Brief instrument approaches like a pro

There’s no one-fit-all method to perform an approach briefing. A commercial operator may have a specific way to do it. But if you don’t work for one, you need to develop your own approach briefing technique. The key is to set the aircraft and review all important information in advance, so the workload won’t overwhelm you.

Get the instrument approach briefing checklist. (PDF)

Let’s look at an example showing the importance of a good approach briefing.

In 1996, a Learjet 35 crashed near Dorchester, N.H., killing both pilots. The crew first attempted to shoot the ILS to runway 18. The captain reported that they were not receiving the localizer, when in fact they were 5 NM left of it. They executed a missed approach, in which they deviated from the published instructions, and prepared to land on runway 25 using the VOR approach. Their preparation for the second approach was rushed, an approach briefing was not properly completed and, as a result, the first officer descended below the published minimum altitude. This altitude deviation ended in a crash into the trees. The NTSB concluded the probable cause of the accident was the crew’s failure to maintain situational awareness with a contributing factor of a rushed and incomplete instrument approach briefing.

This accident, and unfortunately, several others, illustrates the importance of a good approach briefing, “thinking ahead of the aircraft”, and maintaining situational awareness throughout the flight.

Whether you’re flying in a multi-crew or single-pilot environment, the approach should be briefed in some way. If you’re flying as a crew, briefing the approach out loud can help catch mistakes early and keep everyone “in the loop.” But even if you’re flying as a single pilot, brief the procedure to yourself. It doesn’t have to be spoken out loud, just cover the same important elements of the briefing as you would do with another pilot.

Here’s a short list of mistakes that a good briefing can prevent:

  • Obstacle and terrain collision
  • Using the wrong navigation aids
  • Following the wrong approach courses
  • Choosing a wrong or unsuitable runway
  • Busting regulations

The following is a basic approach setup and briefing technique that you can modify to your own needs:

  • First, ensure you’re using correct and current chart. Pay attention to the header section of the approach charts; it will help you prevent embarrassing and potentially dangerous mistakes. For example, if you’re flying into Chicago Midway, preparing for an ILS to runway 4R, you should be careful not to use the plate to runway 4R in Chicago O’HARE. You may find 2, 3, 4, or more airports under the same city name, so the best way to verify the correct airport is by its four letter identifier (The identifier for Midway is KMDW; O’Hare’s is KORD)
  • Next, set up the aircraft.

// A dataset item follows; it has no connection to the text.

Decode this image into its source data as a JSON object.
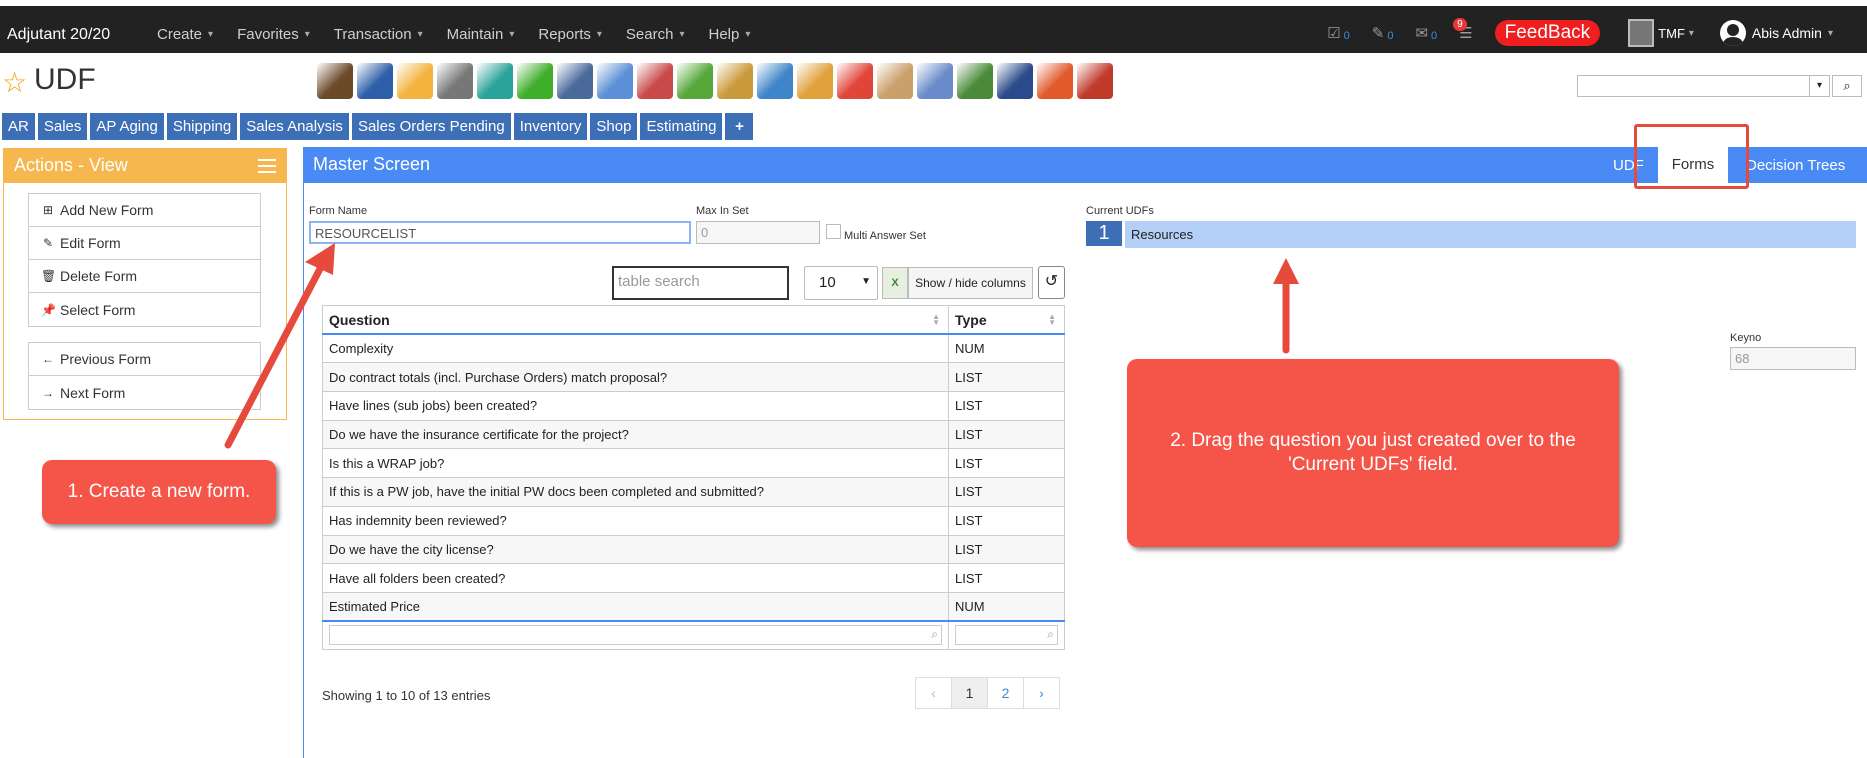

Set the current altimeter setting, align the heading indicator with the compass, and setup the navaid frequencies.
  • Identify the navaids.
  • Find the appropriate approach minimums, including the minimum required visibility and DA/MDA for your aircraft category and type of approach. Note that normally several different minimums are published on the same chart. It’s your job to choose the right ones.
  • Look for special notes on the chart. For example, a common note on many approach plates requires DME or an active ATC radar environment. In case you find yourself in a non-radar environment (ATC radar inoperative), you may need DME distance available (which could be obtain from a GPS also) to shoot the approach.
  • Ensure the runway length and conditions are sufficient for a safe landing.
  • “Rehearse” the entire approach procedure-verbally. For example, if you’re about to shoot the full VOR 16 approach into Daytona Beach, Florida, you can brief: “…after passing the OMN VOR I’ll track the 356 degrees outbound course for two minutes and descend to 1600 feet, then I’ll perform a 45 degrees procedure turn to the left, tune the OBS to the inbound course of 156 degrees, intercept and track it. The VOR is the final approach fix. I’ll cross it at 1600 feet and once I have regain a positive course indication, I’ll descend to the MDA of 760 feet”.

The newest NACO approach charts, and all Jeppesen charts, lay out the information in a comfortable top to bottom, left to right flow, which is easy to brief.

To make things even simpler for you, Download the instrument approach briefing checklist (PDF).

Practice a few instrument approach briefings on a “dry run.” Try to find interesting notes that some approach charts may have that, should you ignore them, may get you in trouble. Finally, before leaving the ground, get familiar with all the approach plates you may need for the flight. Make it easier, and as a result safer, by preparing ahead of time.